-- Task to complete --
Line by line, print the records exactly as they are, dropping the pictures.

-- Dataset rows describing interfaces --
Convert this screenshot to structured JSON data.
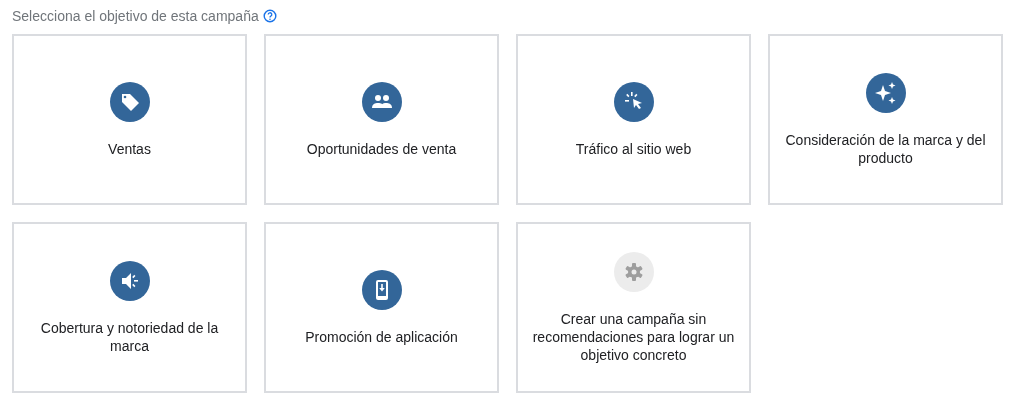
{
  "heading": "Selecciona el objetivo de esta campaña",
  "cards": [
    {
      "kind": "tag",
      "label": "Ventas",
      "muted": false
    },
    {
      "kind": "people",
      "label": "Oportunidades de venta",
      "muted": false
    },
    {
      "kind": "click",
      "label": "Tráfico al sitio web",
      "muted": false
    },
    {
      "kind": "sparkle",
      "label": "Consideración de la marca y del producto",
      "muted": false
    },
    {
      "kind": "megaphone",
      "label": "Cobertura y notoriedad de la marca",
      "muted": false
    },
    {
      "kind": "phone",
      "label": "Promoción de aplicación",
      "muted": false
    },
    {
      "kind": "gear",
      "label": "Crear una campaña sin recomendaciones para lograr un objetivo concreto",
      "muted": true
    }
  ]
}
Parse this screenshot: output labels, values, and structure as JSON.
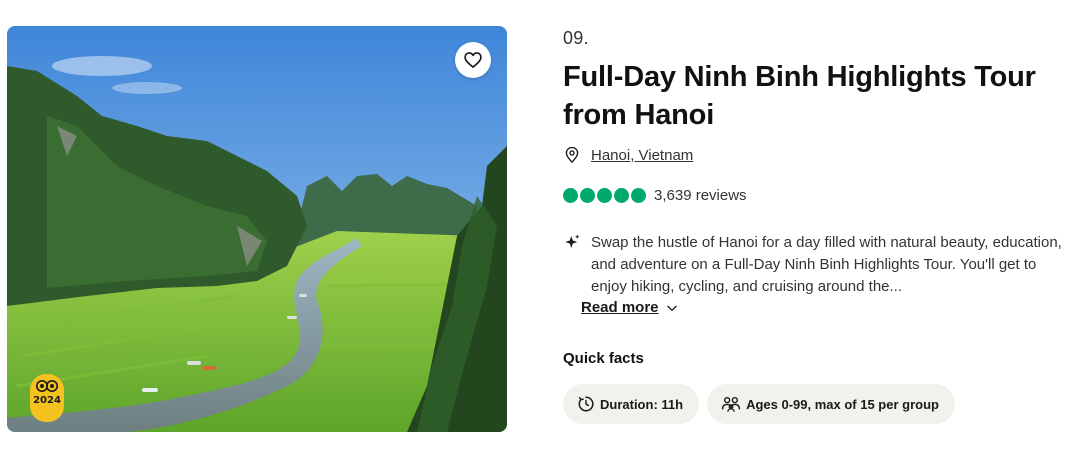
{
  "listing": {
    "rank": "09.",
    "title": "Full-Day Ninh Binh Highlights Tour from Hanoi",
    "location": "Hanoi, Vietnam",
    "rating_bubbles": 5,
    "review_count": "3,639 reviews",
    "summary": "Swap the hustle of Hanoi for a day filled with natural beauty, education, and adventure on a Full-Day Ninh Binh Highlights Tour. You'll get to enjoy hiking, cycling, and cruising around the...",
    "read_more": "Read more"
  },
  "quick_facts": {
    "title": "Quick facts",
    "duration": "Duration: 11h",
    "group": "Ages 0-99, max of 15 per group"
  },
  "badge": {
    "year": "2024"
  },
  "colors": {
    "rating_green": "#00aa6c",
    "chip_bg": "#f2f1ec",
    "badge_yellow": "#f4c21e"
  },
  "icons": {
    "favorite": "heart-icon",
    "location": "map-pin-icon",
    "summary": "sparkle-icon",
    "read_more": "chevron-down-icon",
    "duration": "clock-icon",
    "group": "people-icon",
    "badge": "owl-icon"
  }
}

-- Task response --
Convert this screenshot to structured JSON data.
{
  "heading": "Selecciona el objetivo de esta campaña",
  "cards": [
    {
      "kind": "tag",
      "label": "Ventas",
      "muted": false
    },
    {
      "kind": "people",
      "label": "Oportunidades de venta",
      "muted": false
    },
    {
      "kind": "click",
      "label": "Tráfico al sitio web",
      "muted": false
    },
    {
      "kind": "sparkle",
      "label": "Consideración de la marca y del producto",
      "muted": false
    },
    {
      "kind": "megaphone",
      "label": "Cobertura y notoriedad de la marca",
      "muted": false
    },
    {
      "kind": "phone",
      "label": "Promoción de aplicación",
      "muted": false
    },
    {
      "kind": "gear",
      "label": "Crear una campaña sin recomendaciones para lograr un objetivo concreto",
      "muted": true
    }
  ]
}
Parse this screenshot: output labels, values, and structure as JSON.
{
  "listing": {
    "rank": "09.",
    "title": "Full-Day Ninh Binh Highlights Tour from Hanoi",
    "location": "Hanoi, Vietnam",
    "rating_bubbles": 5,
    "review_count": "3,639 reviews",
    "summary": "Swap the hustle of Hanoi for a day filled with natural beauty, education, and adventure on a Full-Day Ninh Binh Highlights Tour. You'll get to enjoy hiking, cycling, and cruising around the...",
    "read_more": "Read more"
  },
  "quick_facts": {
    "title": "Quick facts",
    "duration": "Duration: 11h",
    "group": "Ages 0-99, max of 15 per group"
  },
  "badge": {
    "year": "2024"
  },
  "colors": {
    "rating_green": "#00aa6c",
    "chip_bg": "#f2f1ec",
    "badge_yellow": "#f4c21e"
  },
  "icons": {
    "favorite": "heart-icon",
    "location": "map-pin-icon",
    "summary": "sparkle-icon",
    "read_more": "chevron-down-icon",
    "duration": "clock-icon",
    "group": "people-icon",
    "badge": "owl-icon"
  }
}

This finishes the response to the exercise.